(Beginning of Dataset extract)

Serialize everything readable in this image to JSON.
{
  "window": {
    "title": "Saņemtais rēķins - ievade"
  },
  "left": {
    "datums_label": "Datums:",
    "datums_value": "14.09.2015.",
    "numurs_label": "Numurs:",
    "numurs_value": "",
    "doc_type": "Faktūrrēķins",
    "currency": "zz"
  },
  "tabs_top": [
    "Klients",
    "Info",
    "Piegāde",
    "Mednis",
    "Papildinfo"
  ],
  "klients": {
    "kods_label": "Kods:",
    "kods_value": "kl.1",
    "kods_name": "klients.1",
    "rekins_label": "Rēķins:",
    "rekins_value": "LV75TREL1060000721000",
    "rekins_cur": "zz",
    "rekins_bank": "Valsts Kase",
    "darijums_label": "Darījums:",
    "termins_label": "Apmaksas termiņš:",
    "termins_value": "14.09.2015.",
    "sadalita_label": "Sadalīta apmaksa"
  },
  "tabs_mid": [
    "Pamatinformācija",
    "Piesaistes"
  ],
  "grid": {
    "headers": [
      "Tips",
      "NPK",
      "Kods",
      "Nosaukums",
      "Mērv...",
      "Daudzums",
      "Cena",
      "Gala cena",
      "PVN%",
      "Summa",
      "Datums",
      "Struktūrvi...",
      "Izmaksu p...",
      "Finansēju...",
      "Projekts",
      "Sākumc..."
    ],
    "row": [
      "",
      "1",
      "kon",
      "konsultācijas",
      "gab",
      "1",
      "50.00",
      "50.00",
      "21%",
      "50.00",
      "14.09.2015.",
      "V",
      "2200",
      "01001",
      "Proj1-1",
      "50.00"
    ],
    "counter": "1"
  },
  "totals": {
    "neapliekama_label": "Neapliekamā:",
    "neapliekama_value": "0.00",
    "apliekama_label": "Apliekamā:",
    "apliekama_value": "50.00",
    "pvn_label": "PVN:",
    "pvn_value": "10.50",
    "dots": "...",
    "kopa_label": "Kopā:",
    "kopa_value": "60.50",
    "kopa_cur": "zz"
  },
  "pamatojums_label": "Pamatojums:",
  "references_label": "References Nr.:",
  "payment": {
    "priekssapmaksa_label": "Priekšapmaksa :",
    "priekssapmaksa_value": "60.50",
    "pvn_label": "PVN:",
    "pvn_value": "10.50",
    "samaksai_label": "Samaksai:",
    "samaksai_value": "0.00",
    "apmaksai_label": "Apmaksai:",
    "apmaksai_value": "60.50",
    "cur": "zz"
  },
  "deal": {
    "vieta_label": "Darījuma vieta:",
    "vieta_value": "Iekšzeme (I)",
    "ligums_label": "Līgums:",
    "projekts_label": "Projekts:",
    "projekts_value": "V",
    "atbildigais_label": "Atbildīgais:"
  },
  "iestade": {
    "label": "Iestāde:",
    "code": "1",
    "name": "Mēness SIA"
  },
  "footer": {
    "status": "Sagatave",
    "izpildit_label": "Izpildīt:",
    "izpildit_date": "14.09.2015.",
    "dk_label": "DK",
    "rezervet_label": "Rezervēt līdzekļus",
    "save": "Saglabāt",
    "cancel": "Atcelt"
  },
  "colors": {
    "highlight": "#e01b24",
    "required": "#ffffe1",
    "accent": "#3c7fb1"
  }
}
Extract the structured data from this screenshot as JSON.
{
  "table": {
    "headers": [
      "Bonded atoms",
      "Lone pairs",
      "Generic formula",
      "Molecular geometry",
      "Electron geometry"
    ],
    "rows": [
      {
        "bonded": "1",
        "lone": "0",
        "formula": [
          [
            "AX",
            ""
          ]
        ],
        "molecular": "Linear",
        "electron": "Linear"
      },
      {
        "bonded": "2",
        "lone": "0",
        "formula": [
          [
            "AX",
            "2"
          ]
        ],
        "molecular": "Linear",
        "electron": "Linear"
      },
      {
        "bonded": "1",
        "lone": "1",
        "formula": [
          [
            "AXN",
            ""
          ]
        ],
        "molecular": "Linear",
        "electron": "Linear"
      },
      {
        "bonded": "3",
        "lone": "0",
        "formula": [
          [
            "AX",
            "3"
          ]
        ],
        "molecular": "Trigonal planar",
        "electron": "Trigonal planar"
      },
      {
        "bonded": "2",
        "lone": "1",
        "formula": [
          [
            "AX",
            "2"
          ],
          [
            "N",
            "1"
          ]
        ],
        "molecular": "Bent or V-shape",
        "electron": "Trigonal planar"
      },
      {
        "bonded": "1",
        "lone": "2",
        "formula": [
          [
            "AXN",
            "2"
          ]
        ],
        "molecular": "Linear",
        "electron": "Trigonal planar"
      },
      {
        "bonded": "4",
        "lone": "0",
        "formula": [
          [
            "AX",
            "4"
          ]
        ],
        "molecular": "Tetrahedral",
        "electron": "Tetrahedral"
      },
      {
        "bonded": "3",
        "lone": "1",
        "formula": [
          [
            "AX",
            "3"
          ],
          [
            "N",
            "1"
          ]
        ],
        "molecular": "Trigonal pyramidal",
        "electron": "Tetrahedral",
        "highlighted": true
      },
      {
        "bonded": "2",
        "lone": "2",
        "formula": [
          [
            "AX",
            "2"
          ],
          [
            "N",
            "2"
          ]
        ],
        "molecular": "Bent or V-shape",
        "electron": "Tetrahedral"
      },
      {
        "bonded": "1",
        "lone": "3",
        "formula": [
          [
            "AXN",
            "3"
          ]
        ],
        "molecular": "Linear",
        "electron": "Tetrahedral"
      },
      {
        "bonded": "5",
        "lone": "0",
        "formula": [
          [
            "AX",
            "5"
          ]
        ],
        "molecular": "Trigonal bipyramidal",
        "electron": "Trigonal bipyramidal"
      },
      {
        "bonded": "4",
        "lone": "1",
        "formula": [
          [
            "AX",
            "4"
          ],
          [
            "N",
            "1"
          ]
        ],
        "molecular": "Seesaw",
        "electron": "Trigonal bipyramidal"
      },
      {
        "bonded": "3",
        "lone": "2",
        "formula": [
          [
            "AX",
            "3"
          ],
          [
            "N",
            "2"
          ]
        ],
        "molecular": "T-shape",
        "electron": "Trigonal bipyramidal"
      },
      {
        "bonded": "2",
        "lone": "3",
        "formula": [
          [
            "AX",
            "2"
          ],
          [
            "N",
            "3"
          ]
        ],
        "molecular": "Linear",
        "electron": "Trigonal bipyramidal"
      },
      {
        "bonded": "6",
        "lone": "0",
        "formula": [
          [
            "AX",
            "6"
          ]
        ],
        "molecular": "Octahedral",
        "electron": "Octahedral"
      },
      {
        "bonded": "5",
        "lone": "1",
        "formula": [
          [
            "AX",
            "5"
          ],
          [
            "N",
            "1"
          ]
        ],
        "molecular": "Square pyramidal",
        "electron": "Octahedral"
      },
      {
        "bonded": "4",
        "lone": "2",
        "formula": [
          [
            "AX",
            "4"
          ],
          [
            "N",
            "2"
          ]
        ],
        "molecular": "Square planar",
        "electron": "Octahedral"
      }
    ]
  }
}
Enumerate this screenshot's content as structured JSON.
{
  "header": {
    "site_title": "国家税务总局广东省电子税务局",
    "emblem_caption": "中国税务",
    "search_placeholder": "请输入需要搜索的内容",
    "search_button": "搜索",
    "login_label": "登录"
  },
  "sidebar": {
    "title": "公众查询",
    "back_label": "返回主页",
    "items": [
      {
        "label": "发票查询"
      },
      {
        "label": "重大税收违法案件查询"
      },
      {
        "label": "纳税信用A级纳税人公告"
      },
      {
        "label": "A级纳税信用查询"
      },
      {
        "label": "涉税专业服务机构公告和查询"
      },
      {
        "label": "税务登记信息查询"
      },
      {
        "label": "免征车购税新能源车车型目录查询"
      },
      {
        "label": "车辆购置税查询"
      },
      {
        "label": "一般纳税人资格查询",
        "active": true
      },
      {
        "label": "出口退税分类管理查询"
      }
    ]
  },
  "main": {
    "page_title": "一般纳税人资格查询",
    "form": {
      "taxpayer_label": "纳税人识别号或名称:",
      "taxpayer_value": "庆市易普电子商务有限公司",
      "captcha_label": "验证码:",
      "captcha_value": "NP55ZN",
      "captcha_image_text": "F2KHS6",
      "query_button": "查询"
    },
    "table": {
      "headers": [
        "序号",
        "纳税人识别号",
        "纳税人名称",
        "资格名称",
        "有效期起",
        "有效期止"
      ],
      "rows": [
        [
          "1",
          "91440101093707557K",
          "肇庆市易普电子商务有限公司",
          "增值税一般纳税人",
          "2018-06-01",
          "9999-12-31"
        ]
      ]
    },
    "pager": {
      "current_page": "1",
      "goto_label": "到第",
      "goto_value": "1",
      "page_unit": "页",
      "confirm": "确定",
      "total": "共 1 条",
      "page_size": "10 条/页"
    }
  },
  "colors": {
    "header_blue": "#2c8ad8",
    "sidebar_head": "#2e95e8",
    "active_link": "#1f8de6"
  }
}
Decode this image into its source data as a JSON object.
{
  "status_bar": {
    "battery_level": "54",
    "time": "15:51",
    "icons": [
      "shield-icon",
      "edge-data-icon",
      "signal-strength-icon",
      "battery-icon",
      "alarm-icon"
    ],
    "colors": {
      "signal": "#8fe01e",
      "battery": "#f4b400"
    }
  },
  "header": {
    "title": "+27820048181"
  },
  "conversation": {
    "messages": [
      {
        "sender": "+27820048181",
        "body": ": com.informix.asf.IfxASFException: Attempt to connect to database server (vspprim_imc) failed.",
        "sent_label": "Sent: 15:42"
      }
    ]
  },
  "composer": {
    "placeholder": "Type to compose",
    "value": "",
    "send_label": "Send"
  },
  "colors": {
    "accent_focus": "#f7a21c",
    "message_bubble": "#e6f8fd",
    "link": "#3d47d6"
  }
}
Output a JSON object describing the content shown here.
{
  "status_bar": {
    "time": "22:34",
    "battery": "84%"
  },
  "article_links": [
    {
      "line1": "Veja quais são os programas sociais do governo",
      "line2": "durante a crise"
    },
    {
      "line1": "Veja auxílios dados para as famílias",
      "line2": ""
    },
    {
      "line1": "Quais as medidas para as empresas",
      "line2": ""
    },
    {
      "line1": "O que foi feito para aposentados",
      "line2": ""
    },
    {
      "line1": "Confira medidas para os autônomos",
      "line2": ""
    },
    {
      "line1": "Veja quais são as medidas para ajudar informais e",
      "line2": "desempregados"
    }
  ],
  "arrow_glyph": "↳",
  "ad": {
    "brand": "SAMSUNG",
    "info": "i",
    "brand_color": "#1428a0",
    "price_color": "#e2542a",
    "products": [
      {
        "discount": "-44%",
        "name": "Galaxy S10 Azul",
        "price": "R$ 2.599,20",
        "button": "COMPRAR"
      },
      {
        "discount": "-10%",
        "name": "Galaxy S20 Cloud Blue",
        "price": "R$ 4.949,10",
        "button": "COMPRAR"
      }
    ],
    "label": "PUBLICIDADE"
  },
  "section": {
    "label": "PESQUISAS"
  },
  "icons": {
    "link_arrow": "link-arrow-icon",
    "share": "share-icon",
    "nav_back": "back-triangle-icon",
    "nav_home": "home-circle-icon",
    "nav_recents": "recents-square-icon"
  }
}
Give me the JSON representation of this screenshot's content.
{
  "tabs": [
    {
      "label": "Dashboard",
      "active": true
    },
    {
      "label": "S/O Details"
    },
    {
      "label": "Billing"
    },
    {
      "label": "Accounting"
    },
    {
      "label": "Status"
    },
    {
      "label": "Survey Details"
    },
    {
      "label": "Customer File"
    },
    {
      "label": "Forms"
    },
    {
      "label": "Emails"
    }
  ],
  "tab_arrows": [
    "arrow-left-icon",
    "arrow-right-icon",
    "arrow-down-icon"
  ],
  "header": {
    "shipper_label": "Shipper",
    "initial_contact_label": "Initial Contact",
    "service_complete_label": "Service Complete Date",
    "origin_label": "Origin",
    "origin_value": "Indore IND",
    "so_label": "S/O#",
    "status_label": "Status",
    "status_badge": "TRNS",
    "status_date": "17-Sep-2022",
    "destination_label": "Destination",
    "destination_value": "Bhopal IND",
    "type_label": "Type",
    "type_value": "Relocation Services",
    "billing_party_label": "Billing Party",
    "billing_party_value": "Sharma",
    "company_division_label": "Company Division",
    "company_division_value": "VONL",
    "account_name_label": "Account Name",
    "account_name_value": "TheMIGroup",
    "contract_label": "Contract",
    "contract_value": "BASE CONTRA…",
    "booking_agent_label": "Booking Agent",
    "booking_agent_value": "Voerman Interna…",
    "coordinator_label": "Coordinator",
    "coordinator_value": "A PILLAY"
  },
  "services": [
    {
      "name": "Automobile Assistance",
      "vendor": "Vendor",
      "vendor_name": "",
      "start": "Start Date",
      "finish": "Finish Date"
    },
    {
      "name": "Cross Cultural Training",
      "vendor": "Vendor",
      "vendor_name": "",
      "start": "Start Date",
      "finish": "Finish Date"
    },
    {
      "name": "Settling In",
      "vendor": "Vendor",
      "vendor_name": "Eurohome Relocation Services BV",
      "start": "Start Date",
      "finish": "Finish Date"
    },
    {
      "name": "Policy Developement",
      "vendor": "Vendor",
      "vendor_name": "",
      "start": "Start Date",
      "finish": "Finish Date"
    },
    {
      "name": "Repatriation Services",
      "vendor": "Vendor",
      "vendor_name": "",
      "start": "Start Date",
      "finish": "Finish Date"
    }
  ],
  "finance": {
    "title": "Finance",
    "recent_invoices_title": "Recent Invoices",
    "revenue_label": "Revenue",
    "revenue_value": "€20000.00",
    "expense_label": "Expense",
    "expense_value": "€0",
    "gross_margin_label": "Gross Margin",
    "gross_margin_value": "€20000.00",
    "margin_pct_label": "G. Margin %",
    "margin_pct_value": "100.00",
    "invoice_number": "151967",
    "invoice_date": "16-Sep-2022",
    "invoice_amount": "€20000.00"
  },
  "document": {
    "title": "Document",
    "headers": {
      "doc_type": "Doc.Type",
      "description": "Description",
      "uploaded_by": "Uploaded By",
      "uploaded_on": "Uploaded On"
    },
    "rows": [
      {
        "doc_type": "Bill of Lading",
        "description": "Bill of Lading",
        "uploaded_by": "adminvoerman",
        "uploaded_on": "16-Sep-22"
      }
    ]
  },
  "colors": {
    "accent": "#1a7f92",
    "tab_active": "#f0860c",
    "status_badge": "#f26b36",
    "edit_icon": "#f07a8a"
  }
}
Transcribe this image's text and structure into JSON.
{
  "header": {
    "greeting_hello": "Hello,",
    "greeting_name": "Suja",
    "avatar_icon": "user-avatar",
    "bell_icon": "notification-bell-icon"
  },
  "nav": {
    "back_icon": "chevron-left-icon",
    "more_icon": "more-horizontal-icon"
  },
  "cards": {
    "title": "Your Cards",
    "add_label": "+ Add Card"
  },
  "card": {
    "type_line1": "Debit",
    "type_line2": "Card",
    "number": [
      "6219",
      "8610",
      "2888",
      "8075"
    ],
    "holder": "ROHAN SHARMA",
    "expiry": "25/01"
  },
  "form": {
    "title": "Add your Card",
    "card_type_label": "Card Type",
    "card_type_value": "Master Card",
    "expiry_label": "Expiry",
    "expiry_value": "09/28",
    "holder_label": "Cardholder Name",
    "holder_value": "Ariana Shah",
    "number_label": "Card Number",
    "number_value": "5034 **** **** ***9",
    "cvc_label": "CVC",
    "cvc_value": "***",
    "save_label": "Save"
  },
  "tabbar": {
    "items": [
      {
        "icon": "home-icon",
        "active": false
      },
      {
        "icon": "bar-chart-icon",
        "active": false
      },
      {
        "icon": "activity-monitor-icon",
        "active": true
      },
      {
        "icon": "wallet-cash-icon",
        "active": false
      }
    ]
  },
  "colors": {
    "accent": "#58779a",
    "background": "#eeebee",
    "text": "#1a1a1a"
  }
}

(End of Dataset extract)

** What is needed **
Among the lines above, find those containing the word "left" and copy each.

** Solution **
  "left": {
    "arrow-left-icon",
    "back_icon": "chevron-left-icon",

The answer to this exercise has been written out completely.